States and Organizations Adopting Antisemitism Definition Surges in 2023

0
8
A yellow patch, one of the authentic exhibits in Yad Vashem, the world Holocaust Center on the western slope of Mount Herzl in Jerusalem, where the Holocaust Remembrance Day ceremony took place. Jerusalem, May 5, 2016. Photo by Hillel Maeir/TPS *** Local Caption *** ??? ????? ? ?? ???, ????? ????? ?????? ??? ? ???? ? ?????, ??? ?? ??????? ? ???????, ????? ?????? ?? ?? ???? ??? ?????? ?????? ???? ???? ????
By Pesach Benson • 18 July, 2023

 

Jerusalem, 18 July, 2023 (TPS) — A new report from the US-based Combat Antisemitism Movement found that the rate of states and organizations adopting a definition of antisemitism is on track to surpass last year’s total.

According to CAM, this year has seen 78 groups, states or organizations — including the countries of Latvia and Croatia — embrace the non-binding definition developed by the International Holocaust Remembrance Alliance (IHRA). The IHRA is an intergovernmental organization based in Berlin that seeks to strengthen Holocaust education.

The report also noted that the definition has been adopted by 33 government bodies, seven education organizations, one private company and 35 other groups in 2023. An especially high number of public organizations in Poland — 28 — have adopted the IHRA language, “in collective response to a 2021 antisemitic incident,” the report said.

Subcribe to The Jewish Link Eblast

Among schools now on board are the University of Melbourne in Australia, the University of Split in Croatia, Boston University’s student government and the Catholic University of Santa María la Antigua in Panama.

Now the number of countries that have adopted the IHRA definition has reached 41. With Arkansas and North Dakota joining, the count of U.S. states is at 32. In addition, bodies in Italy, Canada, Latin America and Argentina have accepted the definition, as have cities such as Dallas; Cincinnati; Boca Raton, Fla.; and South Bend, Ind.

This brings the overall number IHRA adoptions and endorsements worldwide to 1,192 since the definition was first developed in 2016.

According to the IHRA definition, “Antisemitism is a certain perception of Jews, which may be expressed as hatred toward Jews. Rhetorical and physical manifestations of antisemitism are directed toward Jewish or non-Jewish individuals and/or their property, toward Jewish community institutions and religious facilities.”

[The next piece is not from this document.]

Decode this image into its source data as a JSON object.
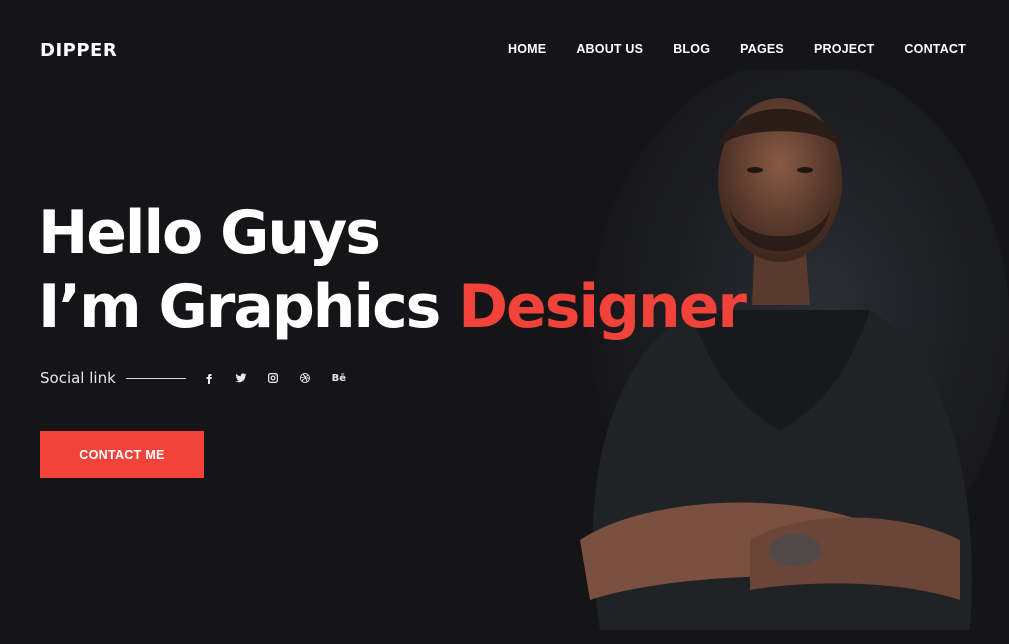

The definition cites 11 examples, including, “Denying the Jewish people their right to self-determination, e.g., by claiming that the existence of a State of Israel is a racist endeavor,” and “Applying double standards by requiring of it [Israel] a behavior not expected or demanded of any other democratic nation.”

It has already been endorsed by Israel, the US, Britain, Canada, Australia and numerous European countries. Both the European Union and the Organization of American States have urged member states that have not already done so to adopt the definition.

Public figures have also called on social media companies and news services to adopt the definition as well. In 2021, Oliver Dowden, then Britain’s Secretary of State for Digital, Culture, Media and Sport, wrote to Google, Facebook, Twitter, Snapchat and TikTok urging them to use the definition as a basis for moderating antisemitic content.

CAM’s report follows up on a study released in January which found that IHRA’s definition has moved into the mainstream.

LEAVE A REPLY

Please enter your comment!
Please enter your name here